TASK BRIEF
The exercise asks you to copy every line below in which "flight" appears.

Records contained in a dataset

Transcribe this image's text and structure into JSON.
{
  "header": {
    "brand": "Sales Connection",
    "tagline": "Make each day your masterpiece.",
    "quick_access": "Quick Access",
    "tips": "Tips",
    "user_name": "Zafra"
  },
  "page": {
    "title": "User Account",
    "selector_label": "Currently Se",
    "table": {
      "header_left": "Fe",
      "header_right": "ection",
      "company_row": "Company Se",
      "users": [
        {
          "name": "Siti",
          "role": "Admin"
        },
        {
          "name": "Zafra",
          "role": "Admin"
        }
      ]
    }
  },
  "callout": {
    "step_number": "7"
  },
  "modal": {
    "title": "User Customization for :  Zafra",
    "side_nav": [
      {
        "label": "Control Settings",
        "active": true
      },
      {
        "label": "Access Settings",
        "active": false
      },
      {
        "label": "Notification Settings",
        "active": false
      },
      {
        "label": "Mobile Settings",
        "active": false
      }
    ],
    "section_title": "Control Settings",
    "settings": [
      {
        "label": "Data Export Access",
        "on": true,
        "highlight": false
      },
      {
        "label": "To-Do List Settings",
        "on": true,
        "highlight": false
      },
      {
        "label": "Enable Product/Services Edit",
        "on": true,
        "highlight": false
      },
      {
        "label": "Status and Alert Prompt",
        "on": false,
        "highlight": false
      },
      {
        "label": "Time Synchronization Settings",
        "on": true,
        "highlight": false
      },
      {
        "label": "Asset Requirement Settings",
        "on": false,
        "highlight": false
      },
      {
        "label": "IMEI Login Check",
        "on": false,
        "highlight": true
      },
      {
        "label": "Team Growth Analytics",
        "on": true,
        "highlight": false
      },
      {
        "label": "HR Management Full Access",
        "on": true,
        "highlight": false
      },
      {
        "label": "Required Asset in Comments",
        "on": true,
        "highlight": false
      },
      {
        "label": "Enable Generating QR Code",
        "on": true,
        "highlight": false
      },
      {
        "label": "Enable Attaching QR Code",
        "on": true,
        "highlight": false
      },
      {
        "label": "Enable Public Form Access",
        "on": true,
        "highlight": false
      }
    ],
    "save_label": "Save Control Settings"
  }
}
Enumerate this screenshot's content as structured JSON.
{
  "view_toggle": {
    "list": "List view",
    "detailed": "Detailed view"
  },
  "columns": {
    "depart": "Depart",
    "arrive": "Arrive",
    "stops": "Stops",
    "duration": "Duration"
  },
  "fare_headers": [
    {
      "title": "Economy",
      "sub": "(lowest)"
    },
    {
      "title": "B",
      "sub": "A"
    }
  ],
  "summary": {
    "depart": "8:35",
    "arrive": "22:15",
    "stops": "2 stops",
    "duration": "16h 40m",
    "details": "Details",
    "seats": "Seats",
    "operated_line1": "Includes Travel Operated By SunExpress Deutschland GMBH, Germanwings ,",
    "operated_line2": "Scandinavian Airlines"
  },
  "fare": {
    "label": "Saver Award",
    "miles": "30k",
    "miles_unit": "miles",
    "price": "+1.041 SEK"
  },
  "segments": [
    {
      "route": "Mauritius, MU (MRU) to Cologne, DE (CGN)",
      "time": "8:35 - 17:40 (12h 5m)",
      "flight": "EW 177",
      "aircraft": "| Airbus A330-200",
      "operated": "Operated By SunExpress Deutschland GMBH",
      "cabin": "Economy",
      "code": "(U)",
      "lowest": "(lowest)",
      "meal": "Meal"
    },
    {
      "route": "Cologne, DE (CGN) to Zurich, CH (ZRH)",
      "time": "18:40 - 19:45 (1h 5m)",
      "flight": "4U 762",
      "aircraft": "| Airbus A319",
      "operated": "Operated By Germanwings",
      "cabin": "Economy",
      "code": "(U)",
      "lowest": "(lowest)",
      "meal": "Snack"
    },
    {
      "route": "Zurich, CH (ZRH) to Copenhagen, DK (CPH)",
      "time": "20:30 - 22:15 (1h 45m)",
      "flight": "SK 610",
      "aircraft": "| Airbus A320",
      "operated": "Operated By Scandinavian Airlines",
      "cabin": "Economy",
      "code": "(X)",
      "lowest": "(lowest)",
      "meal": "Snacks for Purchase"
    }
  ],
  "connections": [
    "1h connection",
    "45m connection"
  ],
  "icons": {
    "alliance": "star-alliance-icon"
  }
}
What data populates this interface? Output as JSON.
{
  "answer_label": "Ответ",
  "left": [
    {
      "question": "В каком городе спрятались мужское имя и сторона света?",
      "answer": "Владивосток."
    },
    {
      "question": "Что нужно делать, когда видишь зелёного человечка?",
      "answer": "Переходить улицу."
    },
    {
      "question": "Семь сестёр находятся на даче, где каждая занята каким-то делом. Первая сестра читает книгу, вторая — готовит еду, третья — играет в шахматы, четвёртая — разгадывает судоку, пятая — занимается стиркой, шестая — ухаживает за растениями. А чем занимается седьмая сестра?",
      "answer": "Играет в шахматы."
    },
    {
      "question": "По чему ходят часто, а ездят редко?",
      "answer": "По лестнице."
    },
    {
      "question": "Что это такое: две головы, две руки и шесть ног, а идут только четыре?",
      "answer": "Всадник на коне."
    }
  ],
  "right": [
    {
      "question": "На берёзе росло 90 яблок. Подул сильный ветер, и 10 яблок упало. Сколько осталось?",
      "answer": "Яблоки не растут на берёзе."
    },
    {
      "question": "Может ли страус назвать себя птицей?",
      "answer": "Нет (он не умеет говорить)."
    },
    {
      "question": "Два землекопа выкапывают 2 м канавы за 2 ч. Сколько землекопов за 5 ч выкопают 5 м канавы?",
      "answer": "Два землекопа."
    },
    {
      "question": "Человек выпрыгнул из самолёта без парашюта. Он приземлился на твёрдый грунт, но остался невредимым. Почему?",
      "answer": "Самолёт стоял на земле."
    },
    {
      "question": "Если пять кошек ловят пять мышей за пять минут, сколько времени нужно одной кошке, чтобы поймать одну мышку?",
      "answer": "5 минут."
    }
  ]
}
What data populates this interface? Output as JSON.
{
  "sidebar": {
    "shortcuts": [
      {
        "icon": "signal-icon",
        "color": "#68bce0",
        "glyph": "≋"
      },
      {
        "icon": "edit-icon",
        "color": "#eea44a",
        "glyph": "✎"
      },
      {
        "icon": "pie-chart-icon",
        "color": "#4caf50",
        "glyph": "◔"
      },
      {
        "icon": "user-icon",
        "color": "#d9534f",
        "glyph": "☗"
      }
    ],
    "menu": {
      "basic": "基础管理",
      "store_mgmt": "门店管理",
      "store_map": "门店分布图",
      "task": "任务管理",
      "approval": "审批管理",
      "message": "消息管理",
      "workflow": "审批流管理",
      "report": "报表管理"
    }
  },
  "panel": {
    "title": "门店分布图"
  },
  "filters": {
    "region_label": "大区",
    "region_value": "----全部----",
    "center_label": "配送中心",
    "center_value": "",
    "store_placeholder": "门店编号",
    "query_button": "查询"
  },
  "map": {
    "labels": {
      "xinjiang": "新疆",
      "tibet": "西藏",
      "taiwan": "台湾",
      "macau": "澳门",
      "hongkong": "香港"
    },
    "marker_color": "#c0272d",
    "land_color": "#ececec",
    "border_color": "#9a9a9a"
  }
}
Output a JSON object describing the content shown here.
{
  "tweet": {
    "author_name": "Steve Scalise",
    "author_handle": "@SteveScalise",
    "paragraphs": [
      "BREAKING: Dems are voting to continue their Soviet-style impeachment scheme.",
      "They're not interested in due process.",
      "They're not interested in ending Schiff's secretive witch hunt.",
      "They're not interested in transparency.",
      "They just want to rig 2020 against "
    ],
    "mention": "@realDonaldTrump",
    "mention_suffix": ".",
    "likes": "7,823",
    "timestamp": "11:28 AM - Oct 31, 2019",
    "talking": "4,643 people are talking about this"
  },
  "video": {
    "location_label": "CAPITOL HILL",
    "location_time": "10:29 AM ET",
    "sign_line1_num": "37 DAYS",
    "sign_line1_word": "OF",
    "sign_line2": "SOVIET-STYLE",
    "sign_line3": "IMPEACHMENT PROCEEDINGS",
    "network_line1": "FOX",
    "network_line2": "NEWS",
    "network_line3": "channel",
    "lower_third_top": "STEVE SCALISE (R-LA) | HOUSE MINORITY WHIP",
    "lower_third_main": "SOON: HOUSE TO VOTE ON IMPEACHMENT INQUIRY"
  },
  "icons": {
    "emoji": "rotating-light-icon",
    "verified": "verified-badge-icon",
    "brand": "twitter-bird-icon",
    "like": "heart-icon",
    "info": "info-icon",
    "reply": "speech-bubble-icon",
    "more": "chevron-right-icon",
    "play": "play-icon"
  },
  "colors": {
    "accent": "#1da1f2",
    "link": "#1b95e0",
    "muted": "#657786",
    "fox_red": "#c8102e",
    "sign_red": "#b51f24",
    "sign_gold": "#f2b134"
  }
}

YOUR RESPONSE
      "flight": "EW 177",
      "flight": "4U 762",
      "flight": "SK 610",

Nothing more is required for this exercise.